Oops – wow – a story I didn’t read until now – there is a “B-side” second half of the story after the fabulous story of Naaman being healed of his leprosy. The prophet proposed the way to healing, the people around Naaman urged him to go all the way to fully accept the Lord’s healing. It reminds us to not whine and God’s movements are not always instant and on OUR schedule (which I also appreciate as a theme in my journey with the Lord). The “B-side” is the story of Gehazi. The story of asking for too much. The story of not whining… the story of coverup by lying… the story of letting something go…
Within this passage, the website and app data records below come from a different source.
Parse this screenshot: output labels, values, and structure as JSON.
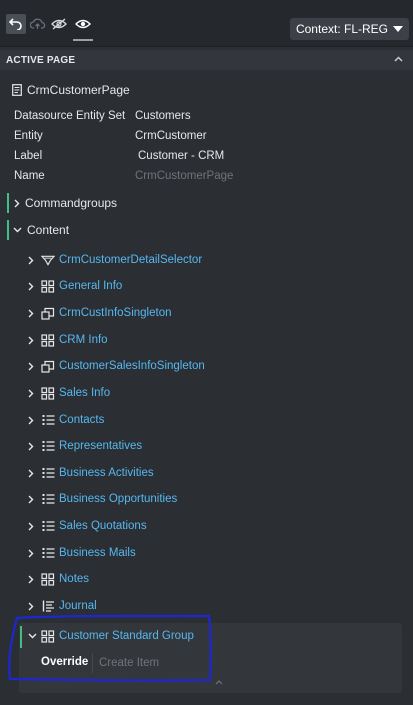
{
  "toolbar": {
    "undo_icon": "undo-icon",
    "cloud_icon": "cloud-upload-icon",
    "hide_icon": "eye-off-icon",
    "show_icon": "eye-icon",
    "context_label": "Context: FL-REG"
  },
  "section": {
    "title": "ACTIVE PAGE"
  },
  "page": {
    "title": "CrmCustomerPage",
    "properties": [
      {
        "key": "Datasource Entity Set",
        "value": "Customers"
      },
      {
        "key": "Entity",
        "value": "CrmCustomer"
      },
      {
        "key": "Label",
        "value": "Customer - CRM"
      },
      {
        "key": "Name",
        "value": "CrmCustomerPage"
      }
    ]
  },
  "groups": {
    "commandgroups": "Commandgroups",
    "content": "Content"
  },
  "content_items": [
    {
      "label": "CrmCustomerDetailSelector",
      "icon": "selector-icon"
    },
    {
      "label": "General Info",
      "icon": "group-icon"
    },
    {
      "label": "CrmCustInfoSingleton",
      "icon": "singleton-icon"
    },
    {
      "label": "CRM Info",
      "icon": "group-icon"
    },
    {
      "label": "CustomerSalesInfoSingleton",
      "icon": "singleton-icon"
    },
    {
      "label": "Sales Info",
      "icon": "group-icon"
    },
    {
      "label": "Contacts",
      "icon": "list-icon"
    },
    {
      "label": "Representatives",
      "icon": "list-icon"
    },
    {
      "label": "Business Activities",
      "icon": "list-icon"
    },
    {
      "label": "Business Opportunities",
      "icon": "list-icon"
    },
    {
      "label": "Sales Quotations",
      "icon": "list-icon"
    },
    {
      "label": "Business Mails",
      "icon": "list-icon"
    },
    {
      "label": "Notes",
      "icon": "group-icon"
    },
    {
      "label": "Journal",
      "icon": "timeline-icon"
    }
  ],
  "selected_item": {
    "label": "Customer Standard Group",
    "icon": "group-icon",
    "override_label": "Override",
    "create_item_label": "Create Item"
  },
  "colors": {
    "background": "#2b2e33",
    "link": "#56b8f0",
    "accent": "#3fbf86",
    "annotation": "#1c27d6"
  }
}
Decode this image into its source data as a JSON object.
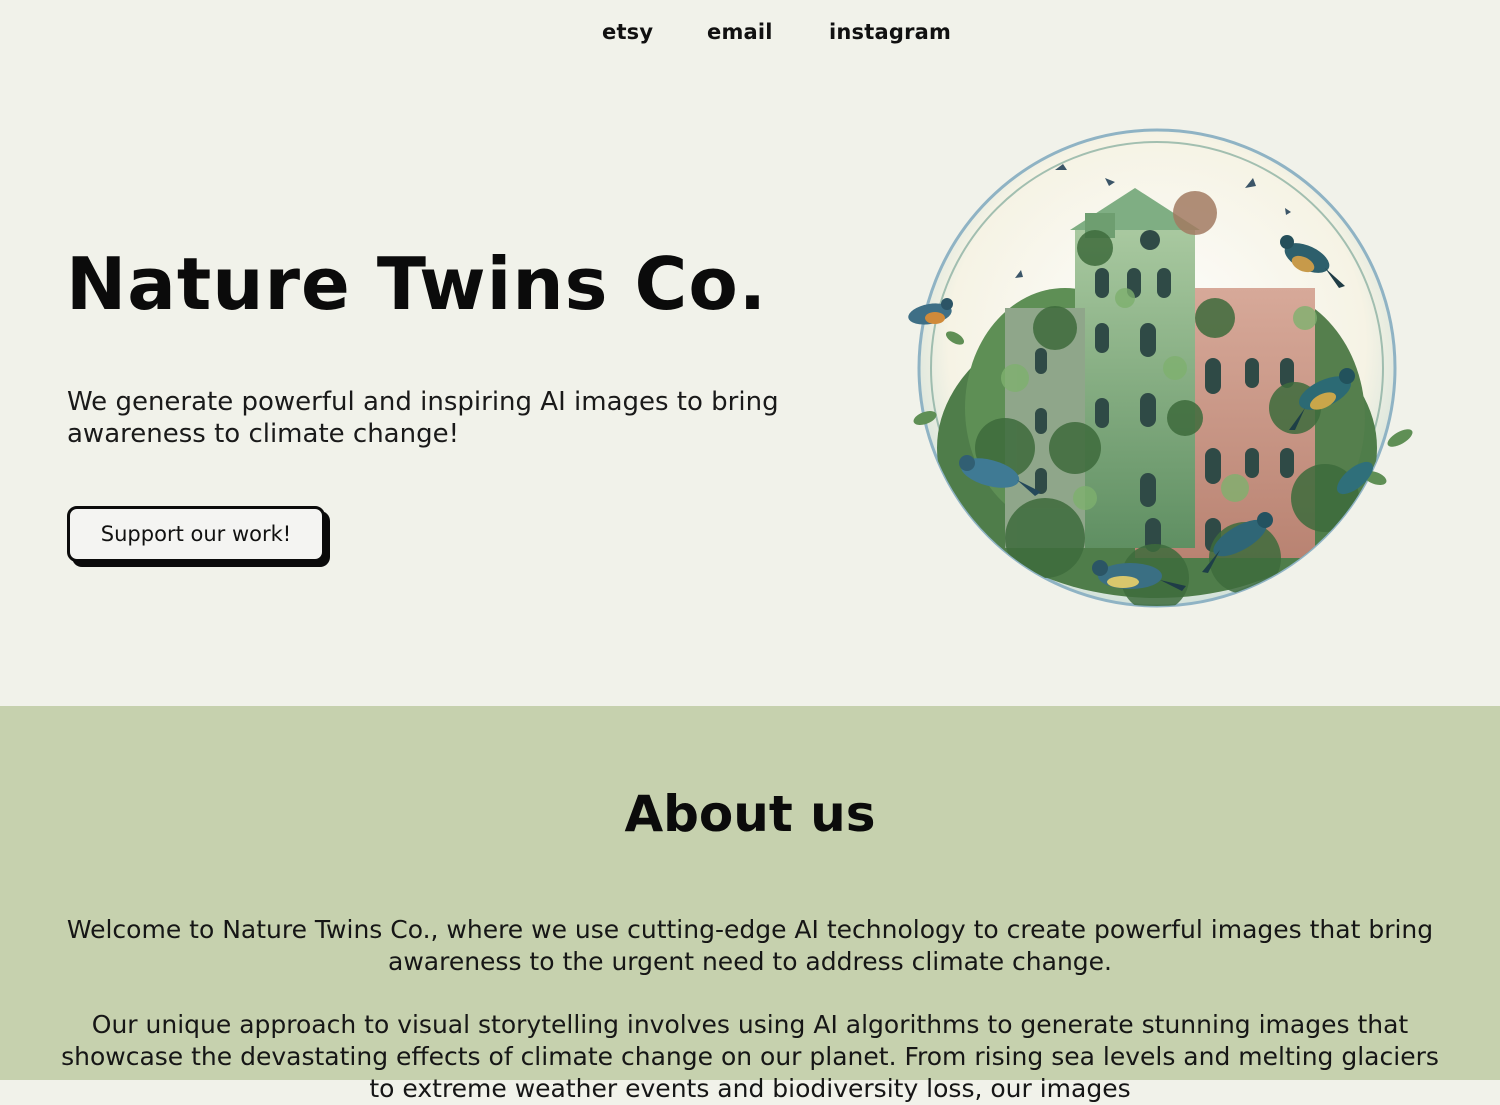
{
  "nav": {
    "items": [
      {
        "label": "etsy"
      },
      {
        "label": "email"
      },
      {
        "label": "instagram"
      }
    ]
  },
  "hero": {
    "title": "Nature Twins Co.",
    "subtitle": "We generate powerful and inspiring AI images to bring awareness to climate change!",
    "cta_label": "Support our work!",
    "image_icon": "globe-building-birds-illustration"
  },
  "about": {
    "title": "About us",
    "paragraphs": [
      "Welcome to Nature Twins Co., where we use cutting-edge AI technology to create powerful images that bring awareness to the urgent need to address climate change.",
      "Our unique approach to visual storytelling involves using AI algorithms to generate stunning images that showcase the devastating effects of climate change on our planet. From rising sea levels and melting glaciers to extreme weather events and biodiversity loss, our images"
    ]
  },
  "colors": {
    "page_bg": "#f1f2ea",
    "about_bg": "#c6d1ae",
    "text": "#0b0b0b"
  }
}
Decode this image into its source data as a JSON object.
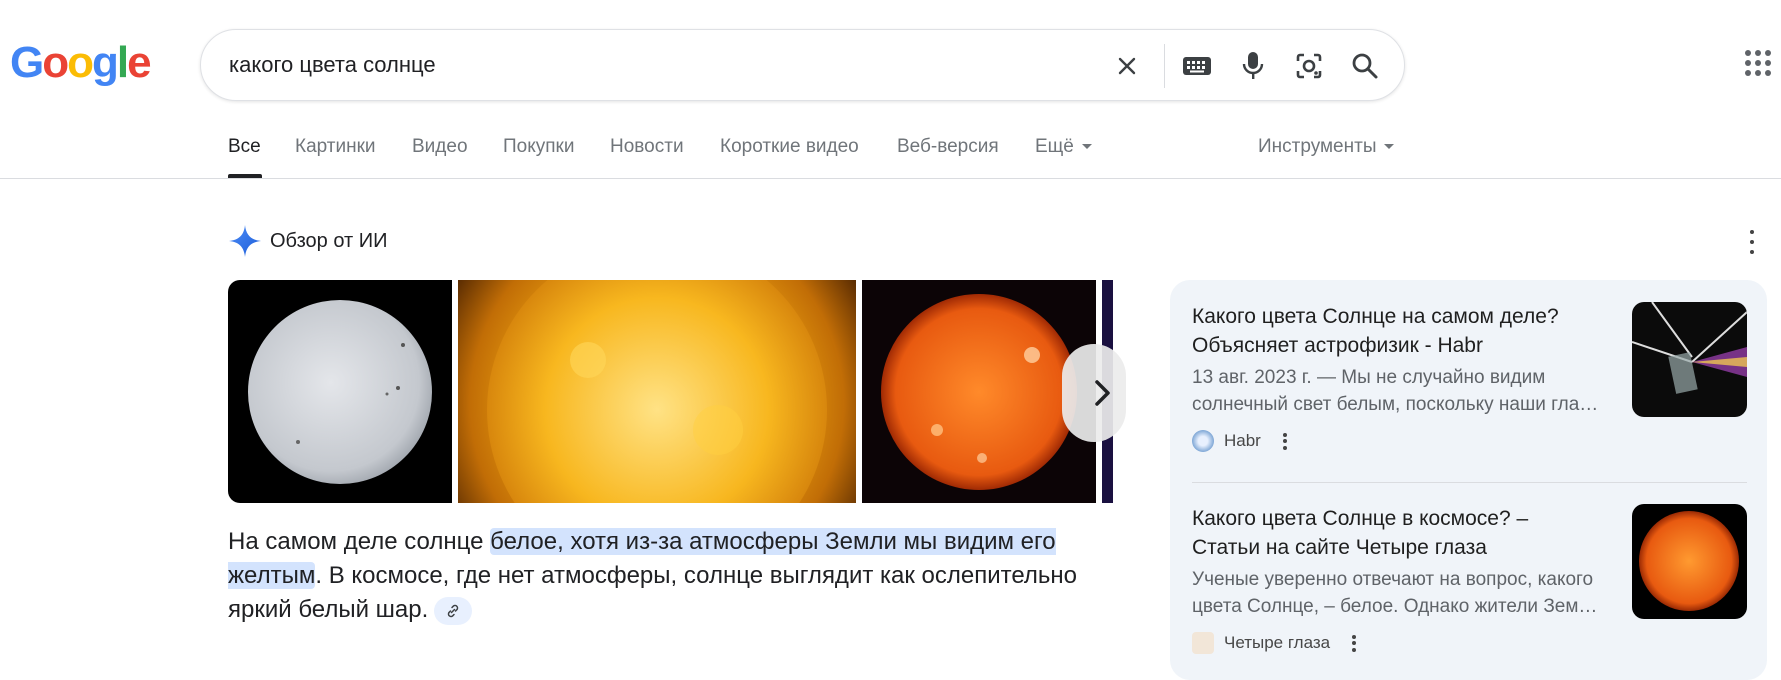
{
  "logo": {
    "text": [
      "G",
      "o",
      "o",
      "g",
      "l",
      "e"
    ]
  },
  "search": {
    "query": "какого цвета солнце"
  },
  "icons": {
    "clear": "close-icon",
    "keyboard": "keyboard-icon",
    "voice": "microphone-icon",
    "lens": "camera-lens-icon",
    "search": "search-icon",
    "apps": "apps-grid-icon"
  },
  "tabs": [
    {
      "label": "Все",
      "active": true
    },
    {
      "label": "Картинки"
    },
    {
      "label": "Видео"
    },
    {
      "label": "Покупки"
    },
    {
      "label": "Новости"
    },
    {
      "label": "Короткие видео"
    },
    {
      "label": "Веб-версия"
    },
    {
      "label": "Ещё"
    }
  ],
  "tools_label": "Инструменты",
  "ai_overview": {
    "title": "Обзор от ИИ",
    "answer_prefix": "На самом деле солнце ",
    "answer_highlight": "белое, хотя из-за атмосферы Земли мы видим его желтым",
    "answer_suffix": ". В космосе, где нет атмосферы, солнце выглядит как ослепительно яркий белый шар."
  },
  "sources": [
    {
      "title": "Какого цвета Солнце на самом деле? Объясняет астрофизик - Habr",
      "snippet_line1": "13 авг. 2023 г. — Мы не случайно видим",
      "snippet_line2": "солнечный свет белым, поскольку наши гла…",
      "source": "Habr"
    },
    {
      "title": "Какого цвета Солнце в космосе? – Статьи на сайте Четыре глаза",
      "snippet_line1": "Ученые уверенно отвечают на вопрос, какого",
      "snippet_line2": "цвета Солнце, – белое. Однако жители Зем…",
      "source": "Четыре глаза"
    }
  ],
  "colors": {
    "accent_blue": "#4285f4",
    "highlight": "#d3e3fd",
    "panel_bg": "#f0f4f9"
  }
}
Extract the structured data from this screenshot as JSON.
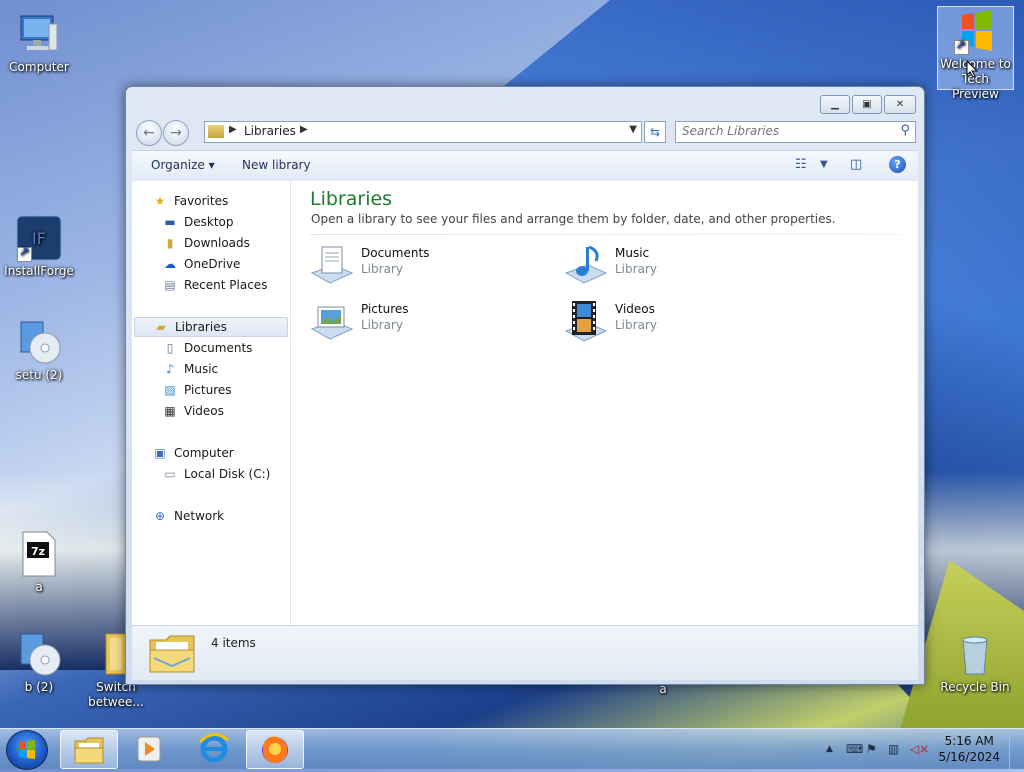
{
  "desktop": {
    "icons": [
      {
        "label": "Computer"
      },
      {
        "label": "Welcome to Tech Preview"
      },
      {
        "label": "InstallForge"
      },
      {
        "label": "setu (2)"
      },
      {
        "label": "a"
      },
      {
        "label": "b (2)"
      },
      {
        "label": "Switch betwee..."
      },
      {
        "label": "a"
      },
      {
        "label": "Recycle Bin"
      }
    ]
  },
  "window": {
    "address": {
      "crumb": "Libraries"
    },
    "search": {
      "placeholder": "Search Libraries"
    },
    "toolbar": {
      "organize": "Organize",
      "new_library": "New library"
    },
    "nav": {
      "favorites": "Favorites",
      "favorites_items": [
        "Desktop",
        "Downloads",
        "OneDrive",
        "Recent Places"
      ],
      "libraries": "Libraries",
      "libraries_items": [
        "Documents",
        "Music",
        "Pictures",
        "Videos"
      ],
      "computer": "Computer",
      "computer_items": [
        "Local Disk (C:)"
      ],
      "network": "Network"
    },
    "main": {
      "title": "Libraries",
      "description": "Open a library to see your files and arrange them by folder, date, and other properties.",
      "libraries": [
        {
          "name": "Documents",
          "type": "Library"
        },
        {
          "name": "Music",
          "type": "Library"
        },
        {
          "name": "Pictures",
          "type": "Library"
        },
        {
          "name": "Videos",
          "type": "Library"
        }
      ]
    },
    "status": {
      "count": "4 items"
    }
  },
  "taskbar": {
    "clock": {
      "time": "5:16 AM",
      "date": "5/16/2024"
    }
  }
}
In 2nd Kings, chapter 5, Gehazi saw the advice his master, the prophet Elisha, had given Naaman, and Naaman (after a little while) took the advice and got the healing of leprosy from God. Naaman wanted to give a gift to Elisha but Elisha refused. His gift was seeing God’s healing and Elisha probably knew that He was simply giving the advice that God gave. Gehazi the servant to Elisha took it upon himself to ask for more from Naaman even beyond what was agreed upon. Gehazi whined that he thought it was not enough and he took it upon himself to avenge what was not necessary – and he hunted down Naaman to ask for more. Well, what did he come away with? not only the money etc, but he got more – not from Naaman but from his own greed HE GOT his own LEPROSY… oops… (That is the B-side of the story that we rarely flip over like a record to listen to – but a gem of advice! easy to hear and hard always to take – for me too!). if the prophet was fine with accepting forgiveness – the servant should be fine accepting that forgiveness is given – even to those who he deems does not deserve it – wow that IS a story of Jesus and God’s mercy too – of prodigal sons jealousy and of our lack of giving forgiveness.
Why do we whine (me too) and why do we expect more than is necessary and why do we want what we want NOW!!!??? If this is not a lesson for today’s times, then I don’t know what would be. See – we have gotten much in blessings – we have gotten forgiveness – and we have gotten a path forward – YET we want more – or we want to avenge the past. Don’t go there. Don’t worry about avenging what someone already said they didn’t need in reparations. Let bygones be bygone and go on…
Read about Gehazi in verses 20-27 and just appreciate today – appreciate there IS a calling upon your life to listen to what God is saying – and especially as we see blessing after blessing of guidance thru and out of a pandemic, we must not whine. Appreciate trials and tribulations – appreciate the rain or the sun, the work or rest. Know the world brokenness will make us be jealous and distracted and yet please know our oblivious bliss and our hedges of protection…. In all, just be happy with what you have. Don’t begrudge what is not ours to have in the first place.
Live humbly appreciative.
Naaman’s servants went to him and said, “My father, if the prophet had told you to do some great thing, would you not have done it? How much more, then, when he tells you, ‘Wash and be cleansed’!” So he went down and dipped himself in the Jordan seven times, as the man of God had told him, and his flesh was restored and became clean like that of a young boy.
Then Naaman and all his attendants went back to the man of God. He stood before him and said, “Now I know that there is no God in all the world except in Israel. So please accept a gift from your servant.”
The prophet answered, “As surely as the Lord lives, whom I serve, I will not accept a thing.” And even though Naaman urged him, he refused.
“Go in peace,” Elisha said.
After Naaman had traveled some distance, Gehazi, the servant of Elisha the man of God, said to himself, “My master was too easy on Naaman, this Aramean, by not accepting from him what he brought. As surely as the Lord lives, I will run after him and get something from him.”
So Gehazi hurried after Naaman. When Naaman saw him running toward him, he got down from the chariot to meet him. “Is everything all right?” he asked.
“Everything is all right,” Gehazi answered. “My master sent me to say, ‘Two young men from the company of the prophets have just come to me from the hill country of Ephraim. Please give them a talent of silver and two sets of clothing.’”
“By all means, take two talents,” said Naaman. He urged Gehazi to accept them, and then tied up the two talents of silver in two bags, with two sets of clothing. He gave them to two of his servants, and they carried them ahead of Gehazi. When Gehazi came to the hill, he took the things from the servants and put them away in the house. He sent the men away and they left.
When he went in and stood before his master, Elisha asked him, “Where have you been, Gehazi?”
“Your servant didn’t go anywhere,” Gehazi answered.
But Elisha said to him, “Was not my spirit with you when the man got down from his chariot to meet you? Is this the time to take money or to accept clothes—or olive groves and vineyards, or flocks and herds, or male and female slaves? Naaman’s leprosy will cling to you and to your descendants forever.” Then Gehazi went from Elisha’s presence and his skin was leprous—it had become as white as snow.